Export - EAR

In 2023, U.S. export officials were busy bringing novel enforcement actions, introducing new and far-reaching rules, and issuing guidance (and warnings) to the exporting community. We can expect 2024 to be similar.

Join us for an insightful webinar where Thad McBride and Faith Dibble – international trade attorneys at Bass, Berry & Sims – will delve into the noteworthy enforcement actions of 2023.Continue Reading Register Now: 2023 Export Year in Review Webinar

I am looking forward to speaking on a panel at an upcoming Strafford webinar addressing the U.S. Department of Commerce’s recent policy shift that increases the incentives for companies to voluntarily self-disclose (VSD) possible EAR violations, particularly when “significant,” or risk serious penalties. Continue Reading [WEBINAR] Significant EAR Violations and BIS Policy Shift: Incentivized Voluntary Self-Disclosure, Third-Party Whistleblowing

On October 7, the Department of Commerce, Bureau of Industry and Security (BIS), announced new controls on exports to China related to semiconductors. BIS also added 38 Chinese entities to the Unverified List (UVL) and established new criteria for adding entities to the Entity List. Specific details of these rules, particularly the expansive action regarding semiconductors, are laid out below.
Continue Reading Commerce Issues Two Rules Impacting China Exports, Parties

I will join Brian Mulier (Bird & Bird LLP) and Keith Huffman (SAP) to present a workshop titled “A Multi-Jurisdictional Discussion of Export Controls on China, Russia and Belarus: Contrasting US, UK and EU Restrictions” on Monday, November 14 from 1:30-5:00 pm at the London Forum on Global Econonic Sanctions being held at the Millennium Gloucester Hotel.
Continue Reading Register Now | A Multi-Jurisdictional Discussion of Export Controls on China, Russia and Belarus: Contrasting US, UK and EU Restrictions

I will join Lexia Krown, Vice President Global Trade Compliance at ESAB Corporation to present a workshop titled “The Ins and Outs of EAR Licensing Exceptions: How to Determine If, When and How They Apply” on Thursday, October 20 from 1:00-4:30 pm  ET as part of the ACI Proficiency Series: Export Administration Regulations.
Continue Reading Register Now | The Ins and Outs of EAR Licensing Exceptions: How to Determine If, When and How They Apply

On September 9, the Commerce Department’s Bureau of Industry and Security (BIS) published an interim final rule to clarify how American industry can participate in international standards-setting activities when interacting with entities on the Entity List.
Continue Reading With New Rule, BIS Seeks to Ensure Fuller American Participation in Standards-Setting Discussions

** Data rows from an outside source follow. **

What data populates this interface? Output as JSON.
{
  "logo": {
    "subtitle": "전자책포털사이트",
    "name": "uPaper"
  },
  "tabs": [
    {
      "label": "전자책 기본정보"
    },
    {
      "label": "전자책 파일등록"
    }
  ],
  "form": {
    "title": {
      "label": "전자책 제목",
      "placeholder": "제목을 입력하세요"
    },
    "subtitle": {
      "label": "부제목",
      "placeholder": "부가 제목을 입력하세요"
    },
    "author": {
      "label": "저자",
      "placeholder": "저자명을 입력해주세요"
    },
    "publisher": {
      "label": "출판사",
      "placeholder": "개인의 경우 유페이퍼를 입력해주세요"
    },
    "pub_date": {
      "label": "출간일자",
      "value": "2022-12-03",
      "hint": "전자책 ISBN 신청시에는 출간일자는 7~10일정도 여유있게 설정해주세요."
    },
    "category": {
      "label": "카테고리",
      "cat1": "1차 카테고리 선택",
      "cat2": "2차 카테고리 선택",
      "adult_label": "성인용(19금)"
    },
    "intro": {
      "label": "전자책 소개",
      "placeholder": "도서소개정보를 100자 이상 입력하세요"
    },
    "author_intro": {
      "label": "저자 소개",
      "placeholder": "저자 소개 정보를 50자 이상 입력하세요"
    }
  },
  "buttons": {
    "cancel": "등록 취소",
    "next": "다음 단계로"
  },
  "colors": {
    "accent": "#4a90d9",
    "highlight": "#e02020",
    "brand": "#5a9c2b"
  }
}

Today, the U.S. Commerce Department’s Bureau of Industry and Security (BIS) published a final rule adding seven Chinese entities to the Entity List. The U.S. government determined these seven entities, primarily supporting the Chinese aerospace and space industries, had acted “contrary to national security and foreign policy interests of the United States.” BIS stated that the entities were acquiring or attempting to acquire U.S.-origin items to support China’s military modernization campaign. These seven entities bring the total number of listed Chinese entities to approximately 600.
Continue Reading Commerce Targets Chinese Military-Civil Fusion Program as Seven Chinese Entities Added to the Entity List

I recently co-authored an article for WorldECR with Scott Jones, a nonresident fellow at The Stimson Center, examining the history and current trajectory of the Entity List, part of the Export Administration Regulations (EAR) administered by the U.S. Bureau of Industry and Security (BIS) to help protect U.S. national security. In the article, we outline the history of the Entity List and discuss the need for a just and transparent removal mechanism.

We state that “since the 2008 change in scope to include national security and foreign policy concerns, the number of parties added to the Entity List has increased dramatically” from its original purpose of preventing the proliferation of weapons of mass destruction.  With the recent technology conflicts between the United States and China, we argue the Entity List has become the most convenient tool in the toolbox to further U.S. national security and foreign policy goals.Continue Reading History and Trajectory of the Entity List Related to National Security Concerns

The U.S. government continues to vigorously enforce U.S. export laws against both U.S. and non-U.S. companies. In addition to monetary penalties, companies charged with violating U.S. export laws may be subject to strict compliance obligations. In extreme cases, the U.S. government may even suspend a company’s export privileges.

In this webinar, we will discuss recent